Gold rose the most in a week on Thursday when the dollar started to wilt and boosted the demand for the ‘yellow metal’ as an alternative investment. In this morning’s session, the commodity again has started with a bid. The greenback managed to pare just under a ½% vs. its G7’s member currencies last week and is treading water this morning. Month-to-date, the commodity has depreciated just under 11% after printing a record high of $1,227.50 earlier in Dec. Strong US fundamentals has propelled the dollar 4% higher this month. Is this a seasonal or year-end move? Is the dollar ‘bullness’ sustainable? For now, the metal seems to have found some support. Not unlike other asset classes, this month’s holiday swings have been somewhat overly exaggerated ($1,111).

The Nikkei closed at 10,634 up +139. The DAX index in Europe was at 6,002 up +45; the FTSE (UK) currently is 5,402 up +30. The early call for the open of key US indices is higher. The US 10-year bond backed up another 6bp since Thursday (3.80%) and another 4bp in the O/N session. The US curve remains under pressure with 10-yrs printing a 4-month high yield on the back of strong US home data last week. The fear that an accelerating US economic recovery will fuel inflation has dampened the demand for government debt and pushed the 2’s/10’s spread out to 286bp. With more supply coming down the pipeline this week, 2’s (today-$44b), 5’s (tomorrow-$48b) and 7’s (Wednesday-$32b) should pressurizes prices even further. Many analysts are now throwing their weight behind the idea that 10-years will yield 4% by end of next year and that the curve will continue to steepen. However, short term technically we are approaching some attractive yields.

This article is for general information purposes only. It is not investment advice or a solution to buy or sell securities. Opinions are the authors; not necessarily that of OANDA Corporation or any of its affiliates, subsidiaries, officers or directors. Leveraged trading is high risk and not suitable for all. You could lose all of your deposited funds.

Dean Popplewell

Dean Popplewell

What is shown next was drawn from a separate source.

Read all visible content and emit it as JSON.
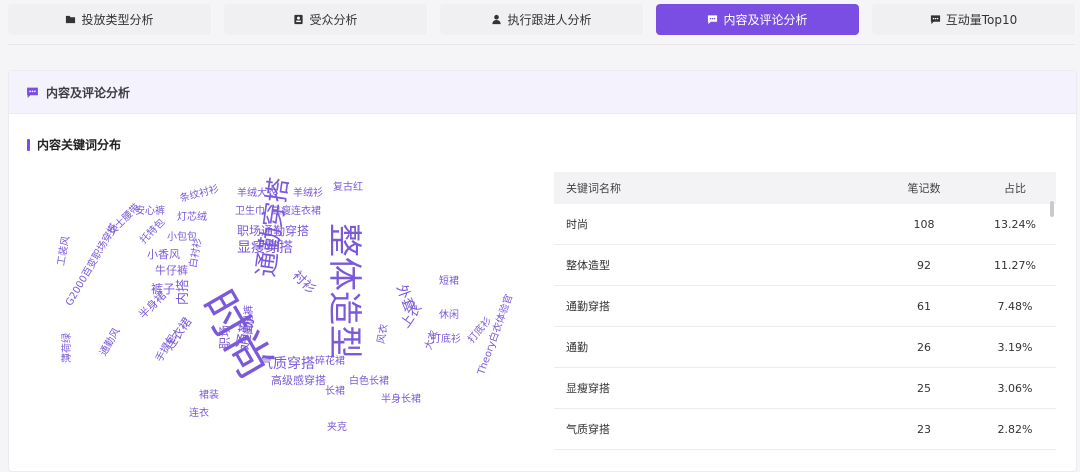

Vice-President of Market Analysis at MarketPulse
Dean Popplewell has nearly two decades of experience trading currencies and fixed income instruments. He has a deep understanding of market fundamentals and the impact of global events on capital markets. He is respected among professional traders for his skilled analysis and career history as global head of trading for firms such as Scotia Capital and BMO Nesbitt Burns. Since joining OANDA in 2006, Dean has played an instrumental role in driving awareness of the forex market as an emerging asset class for retail investors, as well as providing expert counsel to a number of internal teams on how to best serve clients and industry stakeholders.
Dean Popplewell